Best ("gourmet") sandwiches in the City: Black Camel (two locations: 4 Crescent Rd. and Adelaide W, just east of Spadina Ave.), especially for the pulled pork (go for the charmoula mayo).
If you can arrange transportation, and reserve immediately, a pilgrimage to Michael Stadtlander's Eigensinn Farm is certainly in order. (Transportation of some sort is a must, as it's near Singhampton, about a two hour drive from Toronto.) If you're unaware of it, here's a link to an article by one of our leading food writers:
When I went with a group of foodie friends a few years ago, we all agreed that it was one of the best food experiences of our lives.
Please, I emplore you, post your comments after your visit. I hope that you enjoy your stay. Cheers!
When I was last at Sagano, there was an entire section of the menu dedicated to small plates, and I have made an entire meal of that there rather than looking at the mains. Has that changed, skylineR33? And, I didn't say that the yellow tail collar could be had only at Sagano, just that it was a must-eat.
I do agree, however, that the sashimi was indelicately cut.
I will have to try Sagano for sure. Love the yellow tail collar. Small plates of Japanese is always nice too. FYI omakase refers to "the chef's choice" - where you order Omakase for a pre-arranged amount of money and the chef sends dishes to you over time. A small dish menu is often referred to as "tapas style" eating. So I think that is where the confusion lies. Although I have to say that many times when faced with too many choices of small plates, I have asked the waiter to choose the plates for us and serve us Omakase style.

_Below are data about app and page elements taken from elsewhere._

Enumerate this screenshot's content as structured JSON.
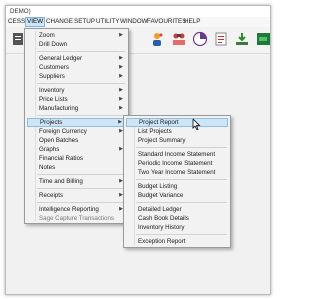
{
  "window": {
    "title": "DEMO)"
  },
  "menubar": {
    "items": [
      {
        "label": "CESS"
      },
      {
        "label": "VIEW"
      },
      {
        "label": "CHANGE"
      },
      {
        "label": "SETUP"
      },
      {
        "label": "UTILITY"
      },
      {
        "label": "WINDOW"
      },
      {
        "label": "FAVOURITES"
      },
      {
        "label": "HELP"
      }
    ],
    "active": "VIEW"
  },
  "toolbar": {
    "icons": [
      "document-icon",
      "person-icon",
      "people-icon",
      "chart-pie-icon",
      "report-icon",
      "download-icon",
      "excel-icon"
    ]
  },
  "view_menu": {
    "items": [
      {
        "label": "Zoom",
        "submenu": true
      },
      {
        "label": "Drill Down",
        "submenu": false
      },
      {
        "label": "General Ledger",
        "submenu": true
      },
      {
        "label": "Customers",
        "submenu": true
      },
      {
        "label": "Suppliers",
        "submenu": true
      },
      {
        "label": "Inventory",
        "submenu": true
      },
      {
        "label": "Price Lists",
        "submenu": true
      },
      {
        "label": "Manufacturing",
        "submenu": true
      },
      {
        "label": "Projects",
        "submenu": true,
        "highlighted": true
      },
      {
        "label": "Foreign Currency",
        "submenu": true
      },
      {
        "label": "Open Batches",
        "submenu": false
      },
      {
        "label": "Graphs",
        "submenu": true
      },
      {
        "label": "Financial Ratios",
        "submenu": false
      },
      {
        "label": "Notes",
        "submenu": false
      },
      {
        "label": "Time and Billing",
        "submenu": true
      },
      {
        "label": "Receipts",
        "submenu": true
      },
      {
        "label": "Intelligence Reporting",
        "submenu": true
      },
      {
        "label": "Sage Capture Transactions",
        "submenu": false,
        "disabled": true
      }
    ]
  },
  "projects_submenu": {
    "items": [
      {
        "label": "Project Report",
        "highlighted": true
      },
      {
        "label": "List Projects"
      },
      {
        "label": "Project Summary"
      },
      {
        "label": "Standard Income Statement"
      },
      {
        "label": "Periodic Income Statement"
      },
      {
        "label": "Two Year Income Statement"
      },
      {
        "label": "Budget Listing"
      },
      {
        "label": "Budget Variance"
      },
      {
        "label": "Detailed Ledger"
      },
      {
        "label": "Cash Book Details"
      },
      {
        "label": "Inventory History"
      },
      {
        "label": "Exception Report"
      }
    ]
  },
  "colors": {
    "highlight": "#cfe5f6",
    "highlight_border": "#8dbfe4",
    "menu_bg": "#f2f2f2"
  }
}
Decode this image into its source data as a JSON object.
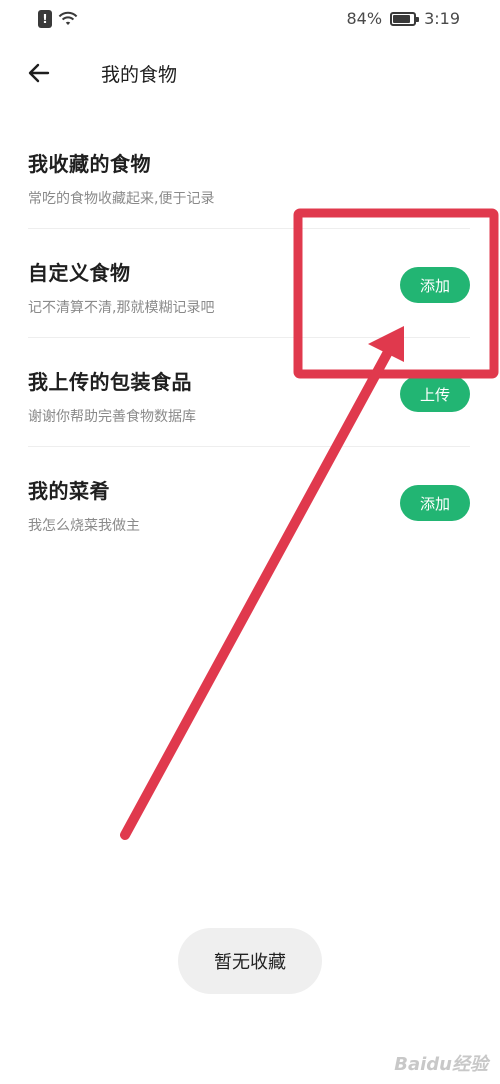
{
  "status_bar": {
    "battery": "84%",
    "time": "3:19",
    "icons": [
      "alert-icon",
      "wifi-icon",
      "battery-icon"
    ]
  },
  "header": {
    "back_icon": "back-arrow-icon",
    "title": "我的食物"
  },
  "items": [
    {
      "title": "我收藏的食物",
      "subtitle": "常吃的食物收藏起来,便于记录",
      "button": null
    },
    {
      "title": "自定义食物",
      "subtitle": "记不清算不清,那就模糊记录吧",
      "button": "添加"
    },
    {
      "title": "我上传的包装食品",
      "subtitle": "谢谢你帮助完善食物数据库",
      "button": "上传"
    },
    {
      "title": "我的菜肴",
      "subtitle": "我怎么烧菜我做主",
      "button": "添加"
    }
  ],
  "toast": "暂无收藏",
  "colors": {
    "accent_green": "#22b573",
    "annotation_red": "#e0394d",
    "subtitle_gray": "#8a8a8a"
  },
  "watermark": "Baidu经验"
}
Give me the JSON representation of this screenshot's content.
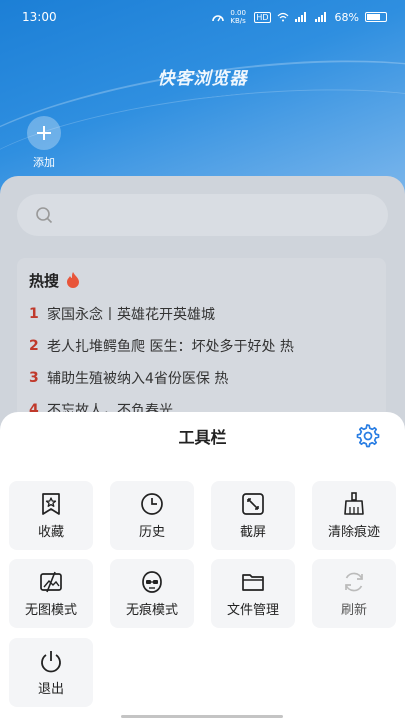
{
  "status_bar": {
    "time": "13:00",
    "battery": "68%",
    "net_speed": "0.00 KB/s"
  },
  "hero": {
    "brand": "快客浏览器",
    "add_label": "添加"
  },
  "search": {
    "placeholder": ""
  },
  "hot": {
    "title": "热搜",
    "items": [
      {
        "rank": "1",
        "text": "家国永念丨英雄花开英雄城"
      },
      {
        "rank": "2",
        "text": "老人扎堆鳄鱼爬 医生：坏处多于好处  热"
      },
      {
        "rank": "3",
        "text": "辅助生殖被纳入4省份医保  热"
      },
      {
        "rank": "4",
        "text": "不忘故人，不负春光"
      }
    ]
  },
  "toolbar": {
    "title": "工具栏",
    "tools": [
      {
        "label": "收藏",
        "icon": "bookmark-star-icon"
      },
      {
        "label": "历史",
        "icon": "clock-icon"
      },
      {
        "label": "截屏",
        "icon": "screenshot-icon"
      },
      {
        "label": "清除痕迹",
        "icon": "broom-icon"
      },
      {
        "label": "无图模式",
        "icon": "no-image-icon"
      },
      {
        "label": "无痕模式",
        "icon": "incognito-icon"
      },
      {
        "label": "文件管理",
        "icon": "folder-icon"
      },
      {
        "label": "刷新",
        "icon": "refresh-icon"
      },
      {
        "label": "退出",
        "icon": "power-icon"
      }
    ]
  }
}
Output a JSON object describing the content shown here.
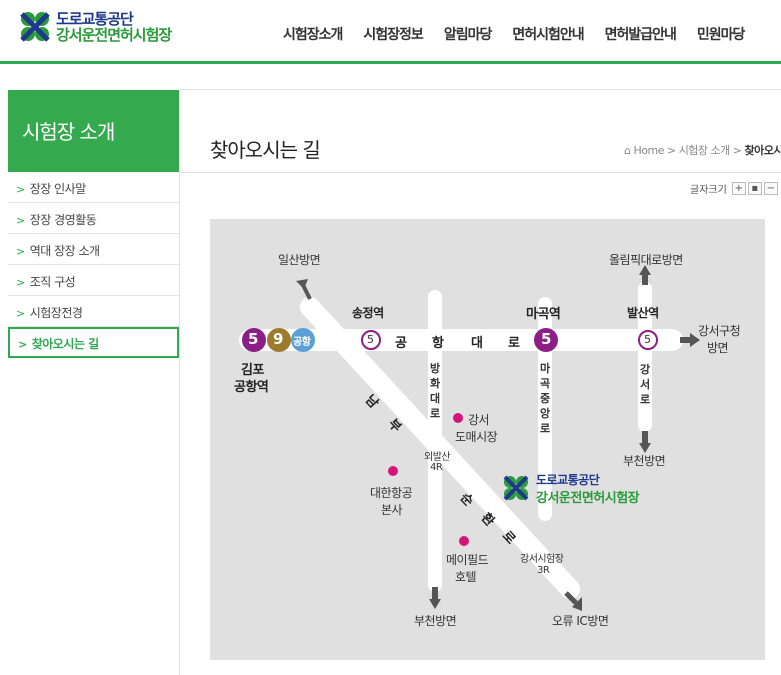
{
  "logo": {
    "org": "도로교통공단",
    "site": "강서운전면허시험장"
  },
  "gnb": [
    "시험장소개",
    "시험장정보",
    "알림마당",
    "면허시험안내",
    "면허발급안내",
    "민원마당"
  ],
  "sidebar": {
    "title": "시험장 소개",
    "items": [
      {
        "label": "장장 인사말"
      },
      {
        "label": "장장 경영활동"
      },
      {
        "label": "역대 장장 소개"
      },
      {
        "label": "조직 구성"
      },
      {
        "label": "시험장전경"
      },
      {
        "label": "찾아오시는 길"
      }
    ]
  },
  "page": {
    "title": "찾아오시는 길",
    "breadcrumb": {
      "home": "Home",
      "sep": ">",
      "parent": "시험장 소개",
      "current": "찾아오시"
    },
    "font_size_label": "글자크기",
    "font_buttons": [
      "+",
      "▪",
      "−"
    ]
  },
  "map": {
    "directions": {
      "ilsan": "일산방면",
      "olympic": "올림픽대로방면",
      "gangseo_gu_1": "강서구청",
      "gangseo_gu_2": "방면",
      "bucheon_right": "부천방면",
      "bucheon_bottom": "부천방면",
      "oryu": "오류 IC방면"
    },
    "stations": {
      "gimpo_1": "김포",
      "gimpo_2": "공항역",
      "songjeong": "송정역",
      "magok": "마곡역",
      "balsan": "발산역"
    },
    "badges": {
      "line5": "5",
      "line9": "9",
      "airport": "공항"
    },
    "road_airport": [
      "공",
      "항",
      "대",
      "로"
    ],
    "road_banghwa": [
      "방",
      "화",
      "대",
      "로"
    ],
    "road_magok": [
      "마",
      "곡",
      "중",
      "앙",
      "로"
    ],
    "road_gangseo": [
      "강",
      "서",
      "로"
    ],
    "road_nambu": [
      "남",
      "부"
    ],
    "road_sunhwan": [
      "순",
      "환",
      "로"
    ],
    "places": {
      "market_1": "강서",
      "market_2": "도매시장",
      "korean_air_1": "대한항공",
      "korean_air_2": "본사",
      "mayfield_1": "메이필드",
      "mayfield_2": "호텔",
      "oebalsan_1": "외발산",
      "oebalsan_2": "4R",
      "testsite_rot_1": "강서시험장",
      "testsite_rot_2": "3R"
    },
    "test_site": {
      "org": "도로교통공단",
      "name": "강서운전면허시험장"
    },
    "colors": {
      "line5": "#8b1f86",
      "line9": "#9c7a2e",
      "airport": "#5aa0d6",
      "place_dot": "#d4147b",
      "road": "#ffffff",
      "bg": "#e0e0e0"
    }
  }
}
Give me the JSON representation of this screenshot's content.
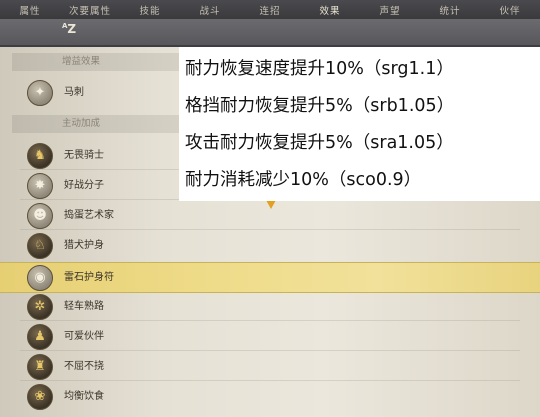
{
  "tabs": [
    "属性",
    "次要属性",
    "技能",
    "战斗",
    "连招",
    "效果",
    "声望",
    "统计",
    "伙伴"
  ],
  "active_tab_index": 5,
  "sort_icon": "sort-az-icon",
  "sort_label": "AZ",
  "sections": {
    "beneficial": "增益效果",
    "active": "主动加成"
  },
  "items": [
    {
      "label": "马刺",
      "icon": "spur-icon"
    },
    {
      "label": "无畏骑士",
      "icon": "knight-icon"
    },
    {
      "label": "好战分子",
      "icon": "warmonger-icon"
    },
    {
      "label": "捣蛋艺术家",
      "icon": "prankster-icon"
    },
    {
      "label": "猎犬护身",
      "icon": "hound-icon"
    },
    {
      "label": "雷石护身符",
      "icon": "thunderstone-icon"
    },
    {
      "label": "轻车熟路",
      "icon": "road-icon"
    },
    {
      "label": "可爱伙伴",
      "icon": "companion-icon"
    },
    {
      "label": "不屈不挠",
      "icon": "tenacity-icon"
    },
    {
      "label": "均衡饮食",
      "icon": "food-icon"
    }
  ],
  "selected_index": 5,
  "overlay": [
    "耐力恢复速度提升10%（srg1.1）",
    "格挡耐力恢复提升5%（srb1.05）",
    "攻击耐力恢复提升5%（sra1.05）",
    "耐力消耗减少10%（sco0.9）"
  ],
  "colors": {
    "selected_row": "#efdc8a",
    "tabbar": "#3f3f42",
    "panel": "#e6e1d5"
  }
}
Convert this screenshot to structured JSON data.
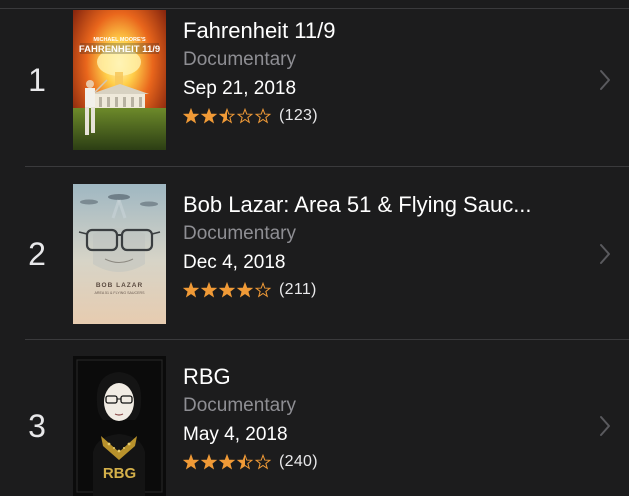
{
  "colors": {
    "background": "#1c1c1d",
    "divider": "#3a3a3c",
    "title": "#ffffff",
    "genre": "#8e8e93",
    "star": "#f09a37",
    "chevron": "#5a5a5e"
  },
  "items": [
    {
      "rank": "1",
      "title": "Fahrenheit 11/9",
      "genre": "Documentary",
      "date": "Sep 21, 2018",
      "rating": 2.5,
      "rating_count": "(123)",
      "poster": {
        "header": "MICHAEL MOORE'S",
        "title": "FAHRENHEIT 11/9"
      }
    },
    {
      "rank": "2",
      "title": "Bob Lazar: Area 51 & Flying Sauc...",
      "genre": "Documentary",
      "date": "Dec 4, 2018",
      "rating": 4,
      "rating_count": "(211)",
      "poster": {
        "title": "BOB LAZAR",
        "subtitle": "AREA 51 & FLYING SAUCERS"
      }
    },
    {
      "rank": "3",
      "title": "RBG",
      "genre": "Documentary",
      "date": "May 4, 2018",
      "rating": 3.5,
      "rating_count": "(240)",
      "poster": {
        "title": "RBG"
      }
    }
  ]
}
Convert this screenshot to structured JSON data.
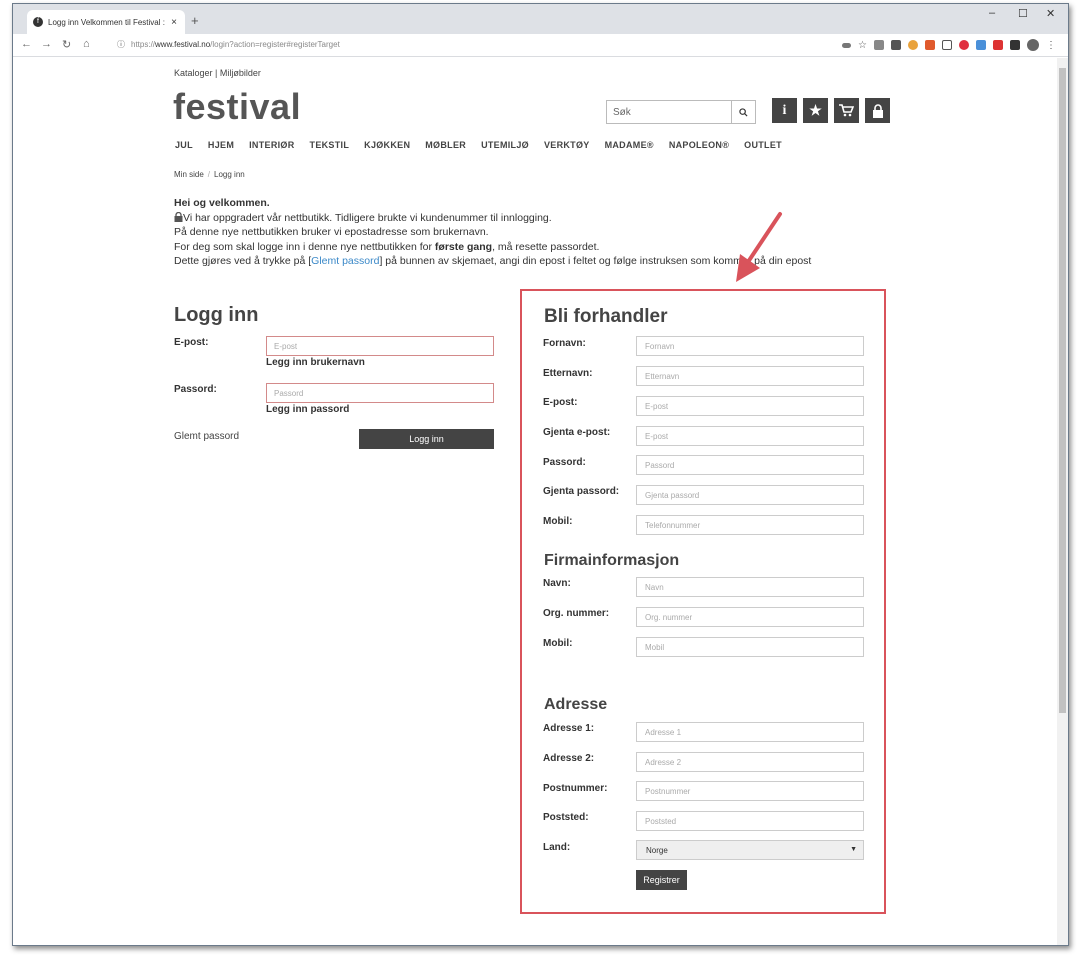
{
  "browser": {
    "tab_title": "Logg inn Velkommen til Festival :",
    "tab_close": "×",
    "new_tab": "+",
    "url_secure_icon": "ⓘ",
    "url_scheme": "https://",
    "url_host": "www.festival.no",
    "url_path": "/login?action=register#registerTarget",
    "minimize": "–",
    "maximize": "☐",
    "close": "✕"
  },
  "site": {
    "topnav": "Kataloger | Miljøbilder",
    "logo": "festival",
    "search_placeholder": "Søk",
    "search_icon": "🔍",
    "icons": {
      "info": "i",
      "favorites": "★",
      "cart": "🛒",
      "lock": "🔒"
    },
    "mainnav": [
      "JUL",
      "HJEM",
      "INTERIØR",
      "TEKSTIL",
      "KJØKKEN",
      "MØBLER",
      "UTEMILJØ",
      "VERKTØY",
      "MADAME®",
      "NAPOLEON®",
      "OUTLET"
    ],
    "breadcrumb": [
      "Min side",
      "Logg inn"
    ]
  },
  "welcome": {
    "heading": "Hei og velkommen.",
    "line1": "Vi har oppgradert vår nettbutikk. Tidligere brukte vi kundenummer til innlogging.",
    "line2": "På denne nye nettbutikken bruker vi epostadresse som brukernavn.",
    "line3_pre": "For deg som skal logge inn i denne nye nettbutikken for ",
    "line3_bold": "første gang",
    "line3_post": ", må resette passordet.",
    "line4_pre": "Dette gjøres ved å trykke på [",
    "line4_link": "Glemt passord",
    "line4_post": "] på bunnen av skjemaet, angi din epost i feltet og følge instruksen som kommer på din epost"
  },
  "login": {
    "title": "Logg inn",
    "email_label": "E-post:",
    "email_placeholder": "E-post",
    "email_hint": "Legg inn brukernavn",
    "password_label": "Passord:",
    "password_placeholder": "Passord",
    "password_hint": "Legg inn passord",
    "forgot": "Glemt passord",
    "submit": "Logg inn"
  },
  "register": {
    "title": "Bli forhandler",
    "fields": [
      {
        "label": "Fornavn:",
        "placeholder": "Fornavn"
      },
      {
        "label": "Etternavn:",
        "placeholder": "Etternavn"
      },
      {
        "label": "E-post:",
        "placeholder": "E-post"
      },
      {
        "label": "Gjenta e-post:",
        "placeholder": "E-post"
      },
      {
        "label": "Passord:",
        "placeholder": "Passord"
      },
      {
        "label": "Gjenta passord:",
        "placeholder": "Gjenta passord"
      },
      {
        "label": "Mobil:",
        "placeholder": "Telefonnummer"
      }
    ],
    "company_title": "Firmainformasjon",
    "company_fields": [
      {
        "label": "Navn:",
        "placeholder": "Navn"
      },
      {
        "label": "Org. nummer:",
        "placeholder": "Org. nummer"
      },
      {
        "label": "Mobil:",
        "placeholder": "Mobil"
      }
    ],
    "address_title": "Adresse",
    "address_fields": [
      {
        "label": "Adresse 1:",
        "placeholder": "Adresse 1"
      },
      {
        "label": "Adresse 2:",
        "placeholder": "Adresse 2"
      },
      {
        "label": "Postnummer:",
        "placeholder": "Postnummer"
      },
      {
        "label": "Poststed:",
        "placeholder": "Poststed"
      }
    ],
    "country_label": "Land:",
    "country_value": "Norge",
    "submit": "Registrer"
  },
  "colors": {
    "highlight": "#d9535b",
    "dark_button": "#444444",
    "link": "#3a88c8"
  }
}
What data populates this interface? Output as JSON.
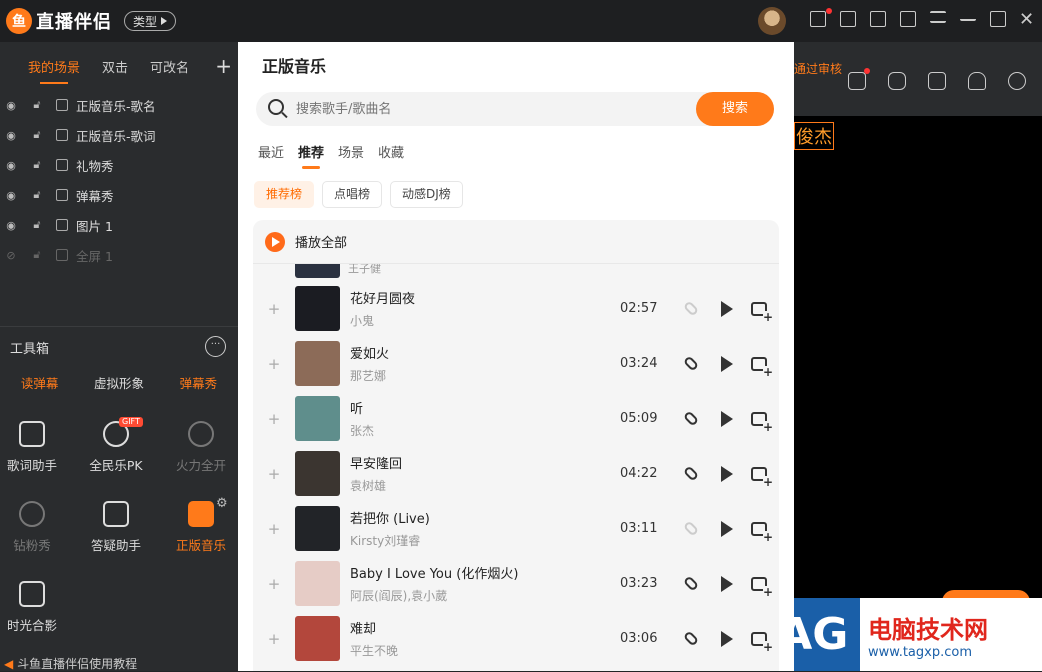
{
  "app": {
    "logo_text": "直播伴侣",
    "type_button": "类型"
  },
  "scenes": {
    "tabs": [
      "我的场景",
      "双击",
      "可改名"
    ],
    "add": "+"
  },
  "layers": [
    {
      "label": "正版音乐-歌名",
      "dim": false
    },
    {
      "label": "正版音乐-歌词",
      "dim": false
    },
    {
      "label": "礼物秀",
      "dim": false
    },
    {
      "label": "弹幕秀",
      "dim": false
    },
    {
      "label": "图片 1",
      "dim": false
    },
    {
      "label": "全屏 1",
      "dim": true
    }
  ],
  "toolbox": {
    "title": "工具箱",
    "more": "···",
    "tabs": [
      "读弹幕",
      "虚拟形象",
      "弹幕秀"
    ],
    "tools": [
      {
        "label": "歌词助手",
        "icon": "lyrics-icon",
        "dim": false
      },
      {
        "label": "全民乐PK",
        "icon": "pk-icon",
        "dim": false,
        "badge": "GIFT"
      },
      {
        "label": "火力全开",
        "icon": "download-icon",
        "dim": true
      },
      {
        "label": "钻粉秀",
        "icon": "download-icon",
        "dim": true
      },
      {
        "label": "答疑助手",
        "icon": "bulb-icon",
        "dim": false
      },
      {
        "label": "正版音乐",
        "icon": "music-icon",
        "dim": false,
        "active": true
      },
      {
        "label": "时光合影",
        "icon": "photo-icon",
        "dim": false
      }
    ],
    "bottom_link": "斗鱼直播伴侣使用教程"
  },
  "right": {
    "notice": "通过审核",
    "canvas_name": "俊杰"
  },
  "watermark": {
    "tag": "TAG",
    "title": "电脑技术网",
    "url": "www.tagxp.com"
  },
  "music": {
    "title": "正版音乐",
    "search_placeholder": "搜索歌手/歌曲名",
    "search_button": "搜索",
    "categories": [
      "最近",
      "推荐",
      "场景",
      "收藏"
    ],
    "active_category": "推荐",
    "chips": [
      "推荐榜",
      "点唱榜",
      "动感DJ榜"
    ],
    "play_all": "播放全部",
    "partial_artist": "王子健",
    "songs": [
      {
        "title": "花好月圆夜",
        "artist": "小鬼",
        "duration": "02:57",
        "linked": false,
        "cover": "#1b1c22"
      },
      {
        "title": "爱如火",
        "artist": "那艺娜",
        "duration": "03:24",
        "linked": true,
        "cover": "#8c6b58"
      },
      {
        "title": "听",
        "artist": "张杰",
        "duration": "05:09",
        "linked": true,
        "cover": "#5f8e8c"
      },
      {
        "title": "早安隆回",
        "artist": "袁树雄",
        "duration": "04:22",
        "linked": true,
        "cover": "#3b3530"
      },
      {
        "title": "若把你 (Live)",
        "artist": "Kirsty刘瑾睿",
        "duration": "03:11",
        "linked": false,
        "cover": "#222428"
      },
      {
        "title": "Baby I Love You (化作烟火)",
        "artist": "阿辰(阎辰),袁小葳",
        "duration": "03:23",
        "linked": true,
        "cover": "#e6ccc6"
      },
      {
        "title": "难却",
        "artist": "平生不晚",
        "duration": "03:06",
        "linked": true,
        "cover": "#b3473c"
      }
    ]
  }
}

re: Charles Yu
Hey, Charles. Now, it has been not quite a year since I was at Hiro. It was fine.... then. Has something happened since then? The service has always been a bit spotty, even from the days when he was on Church St., but the quality of the product has been impecable. Dish, please. (I trust your opinion.)
When they cannot accommodate my party at the sushi bar, I should have changed venue and go elsewhere, say, Japango, instead. The $70 Omakase I ordered was subpar with ordinary Nigiri sushi that were overly infused with wasabi that masked the favour of a lot of the fishes. I cannot remember in detail the hot dishes except that the tempura dish was overly battered and very soggy. As for the service - painfully slow!!!! Sorry for the brief account, 'cos that meal was about six months ago.